The Clan Jetties
Okay, so this was okay. It was fun to walk through but don’t go out of your way to see these guys. If you stumble upon it, cool. There are lots of them on the water and some are better than others. We went to the one near the ferry cause we were leaving from there. They are supposed to be fantastic for the sunset though.
Other Places Worth Visiting/Checking Out
Cheong Fat Tze is beautifully blue and is a picture lovers dream. You get to go back in time and see houses from the past. It is a bit expensive and since I saw it when I was last in Penang, Sean and I skipped out on it this time.
- Penang Hill
- Penang National Park

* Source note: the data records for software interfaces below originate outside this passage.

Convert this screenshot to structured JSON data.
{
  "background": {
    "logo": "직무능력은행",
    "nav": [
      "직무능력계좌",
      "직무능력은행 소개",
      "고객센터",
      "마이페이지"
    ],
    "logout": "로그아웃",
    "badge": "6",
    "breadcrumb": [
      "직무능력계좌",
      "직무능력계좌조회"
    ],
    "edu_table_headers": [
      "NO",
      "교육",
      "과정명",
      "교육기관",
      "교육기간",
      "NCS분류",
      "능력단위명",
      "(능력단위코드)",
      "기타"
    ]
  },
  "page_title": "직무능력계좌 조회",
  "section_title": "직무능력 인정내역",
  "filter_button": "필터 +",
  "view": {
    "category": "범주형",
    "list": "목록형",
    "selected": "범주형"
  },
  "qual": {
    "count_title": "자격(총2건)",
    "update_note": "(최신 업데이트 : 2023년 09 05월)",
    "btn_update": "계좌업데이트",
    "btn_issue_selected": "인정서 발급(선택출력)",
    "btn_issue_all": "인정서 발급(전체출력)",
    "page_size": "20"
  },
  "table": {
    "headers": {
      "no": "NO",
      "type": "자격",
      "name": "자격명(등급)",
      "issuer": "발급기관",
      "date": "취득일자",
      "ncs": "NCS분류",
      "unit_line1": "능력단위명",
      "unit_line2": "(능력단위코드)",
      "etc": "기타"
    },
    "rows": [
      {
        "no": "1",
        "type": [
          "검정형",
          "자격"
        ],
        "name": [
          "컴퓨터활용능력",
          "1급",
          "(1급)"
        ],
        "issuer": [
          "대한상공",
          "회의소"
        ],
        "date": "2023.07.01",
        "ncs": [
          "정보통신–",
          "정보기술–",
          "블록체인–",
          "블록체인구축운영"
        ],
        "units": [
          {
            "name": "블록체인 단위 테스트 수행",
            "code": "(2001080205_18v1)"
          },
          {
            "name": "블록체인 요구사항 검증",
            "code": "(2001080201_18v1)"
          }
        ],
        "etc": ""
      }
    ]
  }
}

- Ride a Trishaw
- Batik Class
- Fort Cornwallis
- Snake Temple
- Butterfly Farm
How Much Did I Love It?
I think the fact that this post is so dang long shows how much I loved Penang. I would go back in a heartbeat for another few days. Its a perfect stop for those in Southeast Asia and a great way to get your taste buds going with some exciting and unique flavors. Also, I found myself having a series of Dejuv moments when walking the streets. Especially at Kek Lok Si temple. When I was in 7th grade we went on a class trip to Penang. Totally did not deserve it. Undervalued it so much. Did not appreciate the beauty, food or culture which is such a shame. I was far more interested in trying to play matchmaker for my friend Suzzy (who is one of my maid of honors by the way) and gossiping about whatever was happening. TSK TSK little Amanda.
See more food posts about Malaysia here!